**WORK REQUEST:**
Report every line below that carries the word "icon".

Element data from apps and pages

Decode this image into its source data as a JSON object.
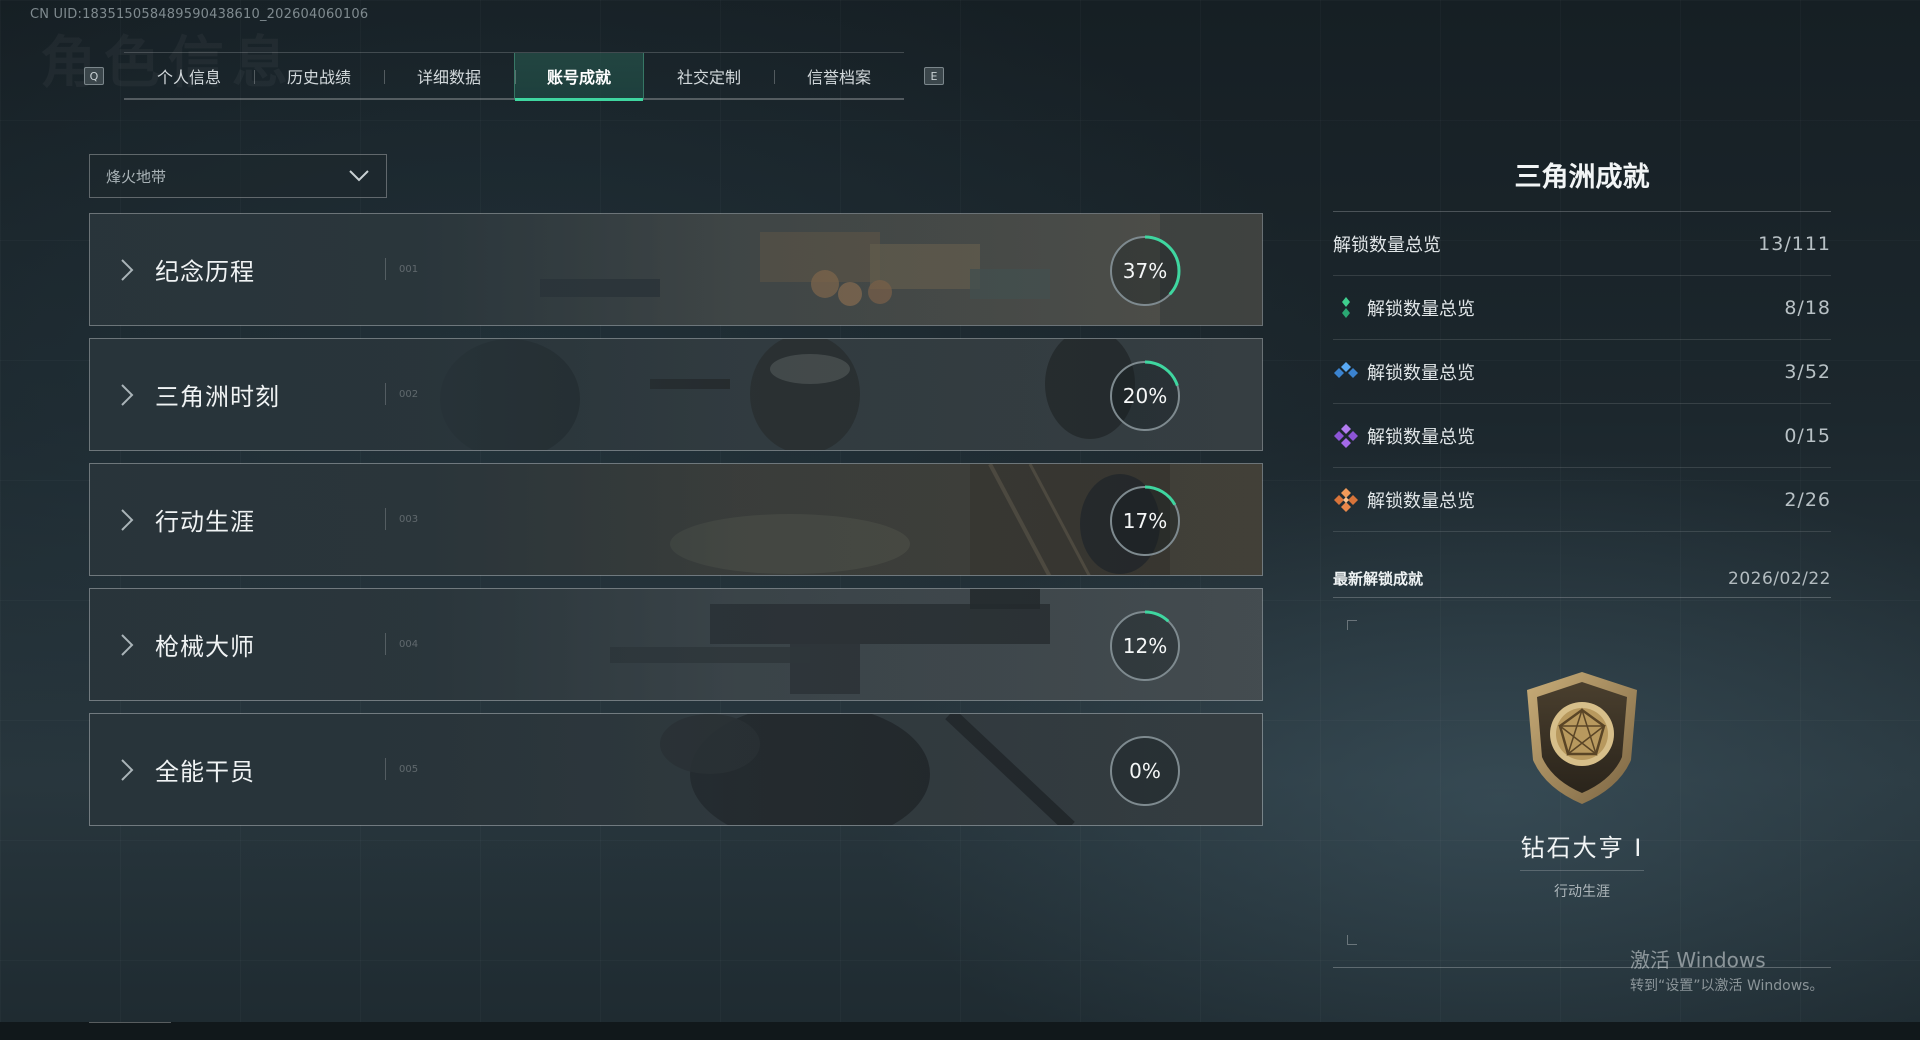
{
  "header": {
    "uid": "CN UID:1835150584895904386​10_202604060106",
    "tab_prev_key": "Q",
    "tab_next_key": "E",
    "tabs": [
      {
        "label": "个人信息",
        "active": false
      },
      {
        "label": "历史战绩",
        "active": false
      },
      {
        "label": "详细数据",
        "active": false
      },
      {
        "label": "账号成就",
        "active": true
      },
      {
        "label": "社交定制",
        "active": false
      },
      {
        "label": "信誉档案",
        "active": false
      }
    ]
  },
  "mode_select": {
    "value": "烽火地带"
  },
  "categories": [
    {
      "title": "纪念历程",
      "percent_label": "37%",
      "percent": 37,
      "index": "001"
    },
    {
      "title": "三角洲时刻",
      "percent_label": "20%",
      "percent": 20,
      "index": "002"
    },
    {
      "title": "行动生涯",
      "percent_label": "17%",
      "percent": 17,
      "index": "003"
    },
    {
      "title": "枪械大师",
      "percent_label": "12%",
      "percent": 12,
      "index": "004"
    },
    {
      "title": "全能干员",
      "percent_label": "0%",
      "percent": 0,
      "index": "005"
    }
  ],
  "summary": {
    "title": "三角洲成就",
    "total": {
      "label": "解锁数量总览",
      "value": "13/111"
    },
    "rows": [
      {
        "icon": "green-gem-icon",
        "color": "#3fcf8e",
        "label": "解锁数量总览",
        "value": "8/18"
      },
      {
        "icon": "blue-gem-icon",
        "color": "#4a9ff0",
        "label": "解锁数量总览",
        "value": "3/52"
      },
      {
        "icon": "purple-gem-icon",
        "color": "#a46ae8",
        "label": "解锁数量总览",
        "value": "0/15"
      },
      {
        "icon": "orange-gem-icon",
        "color": "#e8874a",
        "label": "解锁数量总览",
        "value": "2/26"
      }
    ]
  },
  "latest": {
    "heading": "最新解锁成就",
    "date": "2026/02/22",
    "achievement_name": "钻石大亨 I",
    "achievement_category": "行动生涯",
    "badge_icon": "diamond-shield-badge-icon"
  },
  "windows_watermark": {
    "line1": "激活 Windows",
    "line2": "转到“设置”以激活 Windows。"
  },
  "colors": {
    "accent": "#3fd6a0",
    "ring_track": "#7e8a8f"
  }
}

**SOLUTION:**
        "icon": "green-gem-icon",
        "icon": "blue-gem-icon",
        "icon": "purple-gem-icon",
        "icon": "orange-gem-icon",
    "badge_icon": "diamond-shield-badge-icon"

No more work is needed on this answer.